(AIM OF THE TASK):
Your task is to return all the entries below exactly, with every picture omitted.

▬▬▬

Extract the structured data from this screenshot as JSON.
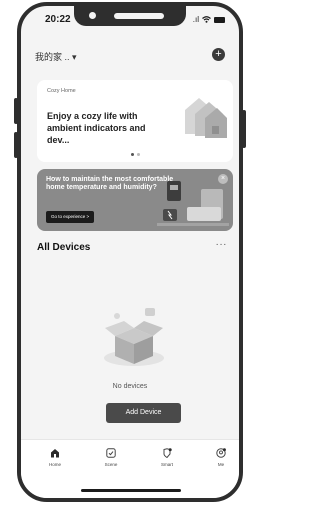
{
  "status_bar": {
    "time": "20:22",
    "signal_glyph": ".ıl"
  },
  "header": {
    "home_name": "我的家 .. ▾",
    "add_icon": "+"
  },
  "banner_card": {
    "tag": "Cozy Home",
    "message": "Enjoy a cozy life with ambient indicators and dev..."
  },
  "promo_card": {
    "message": "How to maintain the most comfortable home temperature and humidity?",
    "button_label": "Go to experience >",
    "close_icon": "×"
  },
  "devices": {
    "title": "All Devices",
    "more_icon": "···",
    "empty_text": "No devices",
    "add_button": "Add Device"
  },
  "tabs": [
    {
      "label": "Home",
      "icon": "home-icon",
      "active": true
    },
    {
      "label": "Scene",
      "icon": "scene-icon",
      "active": false
    },
    {
      "label": "Smart",
      "icon": "smart-icon",
      "active": false
    },
    {
      "label": "Me",
      "icon": "me-icon",
      "active": false
    }
  ],
  "colors": {
    "background": "#f4f4f4",
    "card": "#ffffff",
    "promo": "#8a8a8a",
    "button": "#4a4a4a"
  }
}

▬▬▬

(RESPONSE AREA):
Extract the structured data from this screenshot as JSON.
{
  "status_bar": {
    "time": "20:22",
    "signal_glyph": ".ıl"
  },
  "header": {
    "home_name": "我的家 .. ▾",
    "add_icon": "+"
  },
  "banner_card": {
    "tag": "Cozy Home",
    "message": "Enjoy a cozy life with ambient indicators and dev..."
  },
  "promo_card": {
    "message": "How to maintain the most comfortable home temperature and humidity?",
    "button_label": "Go to experience >",
    "close_icon": "×"
  },
  "devices": {
    "title": "All Devices",
    "more_icon": "···",
    "empty_text": "No devices",
    "add_button": "Add Device"
  },
  "tabs": [
    {
      "label": "Home",
      "icon": "home-icon",
      "active": true
    },
    {
      "label": "Scene",
      "icon": "scene-icon",
      "active": false
    },
    {
      "label": "Smart",
      "icon": "smart-icon",
      "active": false
    },
    {
      "label": "Me",
      "icon": "me-icon",
      "active": false
    }
  ],
  "colors": {
    "background": "#f4f4f4",
    "card": "#ffffff",
    "promo": "#8a8a8a",
    "button": "#4a4a4a"
  }
}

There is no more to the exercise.